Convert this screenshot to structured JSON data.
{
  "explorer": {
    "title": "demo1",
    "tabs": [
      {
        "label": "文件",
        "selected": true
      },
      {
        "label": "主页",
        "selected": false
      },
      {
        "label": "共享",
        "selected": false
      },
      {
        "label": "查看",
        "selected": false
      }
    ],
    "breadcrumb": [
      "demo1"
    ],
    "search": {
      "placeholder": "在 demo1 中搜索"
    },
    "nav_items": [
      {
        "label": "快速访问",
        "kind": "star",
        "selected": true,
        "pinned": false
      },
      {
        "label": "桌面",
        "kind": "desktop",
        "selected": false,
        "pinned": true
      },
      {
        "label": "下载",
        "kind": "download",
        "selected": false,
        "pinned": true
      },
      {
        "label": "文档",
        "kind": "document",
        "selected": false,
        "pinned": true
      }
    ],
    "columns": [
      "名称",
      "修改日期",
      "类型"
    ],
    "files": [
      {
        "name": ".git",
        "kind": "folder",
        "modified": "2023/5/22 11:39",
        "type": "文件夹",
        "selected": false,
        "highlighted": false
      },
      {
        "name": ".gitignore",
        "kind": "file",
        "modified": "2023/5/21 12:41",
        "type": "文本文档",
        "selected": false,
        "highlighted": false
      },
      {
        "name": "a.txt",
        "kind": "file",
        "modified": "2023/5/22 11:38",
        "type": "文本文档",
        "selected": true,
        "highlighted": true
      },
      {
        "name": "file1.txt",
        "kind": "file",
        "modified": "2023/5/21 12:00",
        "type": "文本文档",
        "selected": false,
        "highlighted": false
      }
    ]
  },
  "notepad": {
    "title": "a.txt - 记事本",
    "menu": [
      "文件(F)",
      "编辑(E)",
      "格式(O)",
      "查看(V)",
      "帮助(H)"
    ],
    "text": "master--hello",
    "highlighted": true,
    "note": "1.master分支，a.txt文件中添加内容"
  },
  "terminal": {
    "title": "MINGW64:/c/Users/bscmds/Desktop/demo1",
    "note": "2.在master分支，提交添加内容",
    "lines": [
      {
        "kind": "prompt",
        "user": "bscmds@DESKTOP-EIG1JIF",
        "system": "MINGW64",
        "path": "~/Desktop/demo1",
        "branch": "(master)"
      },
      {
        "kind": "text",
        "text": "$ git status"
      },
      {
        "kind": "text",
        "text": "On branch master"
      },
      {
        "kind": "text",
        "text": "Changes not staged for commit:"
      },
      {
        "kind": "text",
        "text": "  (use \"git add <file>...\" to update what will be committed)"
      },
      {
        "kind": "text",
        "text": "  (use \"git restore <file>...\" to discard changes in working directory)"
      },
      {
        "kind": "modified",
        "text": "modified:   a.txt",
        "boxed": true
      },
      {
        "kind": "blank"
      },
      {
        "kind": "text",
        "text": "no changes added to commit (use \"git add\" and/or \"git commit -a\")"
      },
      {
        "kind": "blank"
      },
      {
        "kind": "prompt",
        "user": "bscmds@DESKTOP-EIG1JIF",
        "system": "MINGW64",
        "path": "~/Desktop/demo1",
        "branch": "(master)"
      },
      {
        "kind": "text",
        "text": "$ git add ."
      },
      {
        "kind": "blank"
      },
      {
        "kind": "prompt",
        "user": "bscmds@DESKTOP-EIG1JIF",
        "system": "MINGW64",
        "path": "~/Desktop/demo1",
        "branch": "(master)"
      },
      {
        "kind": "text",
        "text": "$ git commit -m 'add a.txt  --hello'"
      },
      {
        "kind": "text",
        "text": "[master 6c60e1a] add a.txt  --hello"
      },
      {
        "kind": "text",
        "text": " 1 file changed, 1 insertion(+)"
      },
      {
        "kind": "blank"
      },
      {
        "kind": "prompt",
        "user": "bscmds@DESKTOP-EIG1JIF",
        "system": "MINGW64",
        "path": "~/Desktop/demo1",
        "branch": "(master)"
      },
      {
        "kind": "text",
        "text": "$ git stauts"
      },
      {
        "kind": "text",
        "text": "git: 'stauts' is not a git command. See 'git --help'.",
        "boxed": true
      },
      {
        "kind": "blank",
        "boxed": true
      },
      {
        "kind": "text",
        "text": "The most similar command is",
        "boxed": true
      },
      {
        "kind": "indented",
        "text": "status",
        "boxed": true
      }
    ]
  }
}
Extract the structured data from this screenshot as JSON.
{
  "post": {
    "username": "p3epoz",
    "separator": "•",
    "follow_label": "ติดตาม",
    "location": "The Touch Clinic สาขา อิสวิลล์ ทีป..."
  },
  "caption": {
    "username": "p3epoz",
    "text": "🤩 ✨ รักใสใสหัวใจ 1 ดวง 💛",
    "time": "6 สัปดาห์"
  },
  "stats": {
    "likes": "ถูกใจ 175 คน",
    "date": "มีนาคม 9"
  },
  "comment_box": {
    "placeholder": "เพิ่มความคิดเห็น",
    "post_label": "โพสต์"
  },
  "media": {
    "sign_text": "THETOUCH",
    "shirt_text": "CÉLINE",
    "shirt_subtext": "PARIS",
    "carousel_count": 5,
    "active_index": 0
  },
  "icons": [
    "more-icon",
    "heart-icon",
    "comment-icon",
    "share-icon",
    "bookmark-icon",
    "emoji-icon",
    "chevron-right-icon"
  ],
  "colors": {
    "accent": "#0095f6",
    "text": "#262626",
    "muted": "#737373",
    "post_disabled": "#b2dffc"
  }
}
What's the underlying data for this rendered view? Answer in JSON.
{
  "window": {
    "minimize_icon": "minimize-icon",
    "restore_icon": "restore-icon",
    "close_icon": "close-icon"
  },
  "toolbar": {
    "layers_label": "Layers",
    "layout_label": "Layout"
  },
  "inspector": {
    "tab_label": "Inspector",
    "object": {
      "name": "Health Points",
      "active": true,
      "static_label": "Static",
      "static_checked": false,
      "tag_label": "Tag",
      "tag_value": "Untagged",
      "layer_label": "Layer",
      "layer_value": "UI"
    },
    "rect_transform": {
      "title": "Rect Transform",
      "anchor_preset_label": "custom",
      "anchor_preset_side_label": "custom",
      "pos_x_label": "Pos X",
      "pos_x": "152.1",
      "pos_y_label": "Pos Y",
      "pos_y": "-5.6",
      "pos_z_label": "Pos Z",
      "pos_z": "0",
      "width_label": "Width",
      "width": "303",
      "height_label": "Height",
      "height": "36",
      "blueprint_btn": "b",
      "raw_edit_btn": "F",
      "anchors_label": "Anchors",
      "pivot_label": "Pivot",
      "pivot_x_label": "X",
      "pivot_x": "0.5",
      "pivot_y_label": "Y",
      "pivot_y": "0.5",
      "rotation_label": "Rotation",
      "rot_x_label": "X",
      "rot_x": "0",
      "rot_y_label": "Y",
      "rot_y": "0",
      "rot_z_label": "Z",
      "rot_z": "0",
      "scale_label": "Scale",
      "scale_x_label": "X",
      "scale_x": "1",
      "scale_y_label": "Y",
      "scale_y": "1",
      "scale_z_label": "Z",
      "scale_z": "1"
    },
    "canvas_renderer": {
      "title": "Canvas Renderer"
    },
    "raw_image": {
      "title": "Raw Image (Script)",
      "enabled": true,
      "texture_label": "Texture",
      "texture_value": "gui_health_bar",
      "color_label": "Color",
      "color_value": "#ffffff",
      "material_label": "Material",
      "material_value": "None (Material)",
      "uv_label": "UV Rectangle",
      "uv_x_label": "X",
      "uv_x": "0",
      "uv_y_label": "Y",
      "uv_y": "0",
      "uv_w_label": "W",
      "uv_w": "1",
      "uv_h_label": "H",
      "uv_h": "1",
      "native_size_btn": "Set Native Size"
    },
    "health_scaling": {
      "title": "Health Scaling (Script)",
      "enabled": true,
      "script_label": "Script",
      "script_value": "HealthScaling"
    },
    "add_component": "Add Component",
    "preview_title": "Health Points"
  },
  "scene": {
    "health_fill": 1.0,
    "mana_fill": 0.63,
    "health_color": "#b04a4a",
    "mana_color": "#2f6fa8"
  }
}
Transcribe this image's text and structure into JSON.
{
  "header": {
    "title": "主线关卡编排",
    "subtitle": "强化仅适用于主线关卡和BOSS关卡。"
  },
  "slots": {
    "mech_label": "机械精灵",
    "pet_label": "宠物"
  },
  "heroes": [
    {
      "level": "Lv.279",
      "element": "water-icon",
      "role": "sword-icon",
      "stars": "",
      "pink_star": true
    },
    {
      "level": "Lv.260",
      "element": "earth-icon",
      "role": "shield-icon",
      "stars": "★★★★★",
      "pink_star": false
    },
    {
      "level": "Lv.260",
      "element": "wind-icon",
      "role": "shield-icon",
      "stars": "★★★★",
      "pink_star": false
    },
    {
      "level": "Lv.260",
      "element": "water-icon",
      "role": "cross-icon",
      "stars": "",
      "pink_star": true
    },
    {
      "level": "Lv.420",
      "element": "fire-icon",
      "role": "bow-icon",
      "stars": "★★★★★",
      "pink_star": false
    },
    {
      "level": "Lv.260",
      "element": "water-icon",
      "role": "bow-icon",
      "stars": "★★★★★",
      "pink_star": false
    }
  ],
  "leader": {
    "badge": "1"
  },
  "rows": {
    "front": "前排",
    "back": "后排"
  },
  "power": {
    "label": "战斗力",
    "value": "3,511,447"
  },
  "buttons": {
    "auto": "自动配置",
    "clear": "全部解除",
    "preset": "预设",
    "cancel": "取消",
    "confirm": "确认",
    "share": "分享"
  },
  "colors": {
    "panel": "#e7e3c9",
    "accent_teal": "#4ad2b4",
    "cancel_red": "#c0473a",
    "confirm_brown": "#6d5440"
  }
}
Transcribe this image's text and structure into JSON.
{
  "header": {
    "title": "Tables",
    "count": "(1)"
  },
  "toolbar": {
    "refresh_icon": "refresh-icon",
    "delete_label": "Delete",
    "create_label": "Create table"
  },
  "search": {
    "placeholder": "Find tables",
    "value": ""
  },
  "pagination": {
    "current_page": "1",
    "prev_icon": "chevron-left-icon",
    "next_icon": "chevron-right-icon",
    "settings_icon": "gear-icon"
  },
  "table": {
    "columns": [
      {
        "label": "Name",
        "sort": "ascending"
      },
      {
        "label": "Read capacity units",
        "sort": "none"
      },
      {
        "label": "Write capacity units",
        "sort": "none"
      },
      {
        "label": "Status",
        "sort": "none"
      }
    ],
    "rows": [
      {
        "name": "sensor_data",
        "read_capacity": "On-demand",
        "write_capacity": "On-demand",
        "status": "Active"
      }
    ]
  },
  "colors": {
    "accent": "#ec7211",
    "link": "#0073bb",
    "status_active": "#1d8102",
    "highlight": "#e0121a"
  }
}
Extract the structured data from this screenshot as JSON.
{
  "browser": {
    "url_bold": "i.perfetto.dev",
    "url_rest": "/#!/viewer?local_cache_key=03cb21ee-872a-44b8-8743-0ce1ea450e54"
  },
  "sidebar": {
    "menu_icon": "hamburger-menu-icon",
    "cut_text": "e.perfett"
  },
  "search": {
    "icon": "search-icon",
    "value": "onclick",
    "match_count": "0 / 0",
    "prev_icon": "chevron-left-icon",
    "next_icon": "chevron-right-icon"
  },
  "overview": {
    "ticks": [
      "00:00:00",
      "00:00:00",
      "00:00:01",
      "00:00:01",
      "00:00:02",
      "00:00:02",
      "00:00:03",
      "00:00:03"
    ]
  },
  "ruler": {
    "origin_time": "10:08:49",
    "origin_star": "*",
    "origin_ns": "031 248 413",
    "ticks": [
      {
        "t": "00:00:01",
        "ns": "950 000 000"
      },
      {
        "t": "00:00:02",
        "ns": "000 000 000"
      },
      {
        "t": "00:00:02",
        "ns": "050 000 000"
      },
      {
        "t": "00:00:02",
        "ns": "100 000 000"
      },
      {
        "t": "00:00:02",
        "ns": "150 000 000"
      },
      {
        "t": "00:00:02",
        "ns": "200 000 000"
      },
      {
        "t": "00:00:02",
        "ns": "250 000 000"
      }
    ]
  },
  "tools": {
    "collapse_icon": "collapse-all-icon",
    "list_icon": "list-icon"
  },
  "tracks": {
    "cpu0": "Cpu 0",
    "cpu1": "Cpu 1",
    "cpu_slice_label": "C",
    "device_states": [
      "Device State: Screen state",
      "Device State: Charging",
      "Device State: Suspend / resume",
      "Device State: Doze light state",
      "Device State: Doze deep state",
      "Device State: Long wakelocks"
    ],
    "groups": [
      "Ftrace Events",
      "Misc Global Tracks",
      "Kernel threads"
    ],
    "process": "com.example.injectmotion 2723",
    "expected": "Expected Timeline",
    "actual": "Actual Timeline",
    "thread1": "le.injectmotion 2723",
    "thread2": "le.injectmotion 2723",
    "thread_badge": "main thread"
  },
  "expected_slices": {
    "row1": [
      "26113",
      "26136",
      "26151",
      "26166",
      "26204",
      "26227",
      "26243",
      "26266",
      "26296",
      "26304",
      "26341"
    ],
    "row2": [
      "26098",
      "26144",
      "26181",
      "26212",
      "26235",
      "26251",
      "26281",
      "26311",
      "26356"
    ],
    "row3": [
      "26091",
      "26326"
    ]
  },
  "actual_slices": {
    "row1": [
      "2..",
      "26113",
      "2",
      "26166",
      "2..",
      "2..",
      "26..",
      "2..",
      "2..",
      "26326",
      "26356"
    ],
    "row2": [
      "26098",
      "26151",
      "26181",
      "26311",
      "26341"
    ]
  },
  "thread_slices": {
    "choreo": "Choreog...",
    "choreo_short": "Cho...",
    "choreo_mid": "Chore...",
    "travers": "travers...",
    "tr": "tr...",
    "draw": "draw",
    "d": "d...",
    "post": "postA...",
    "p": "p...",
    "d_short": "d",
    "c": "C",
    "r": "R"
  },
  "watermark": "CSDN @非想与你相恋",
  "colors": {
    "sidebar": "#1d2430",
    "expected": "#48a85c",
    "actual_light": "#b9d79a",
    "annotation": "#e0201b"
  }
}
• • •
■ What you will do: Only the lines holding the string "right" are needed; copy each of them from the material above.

■ Response to this exercise:
    "chevron-right-icon"
    "next_icon": "chevron-right-icon",
    "next_icon": "chevron-right-icon"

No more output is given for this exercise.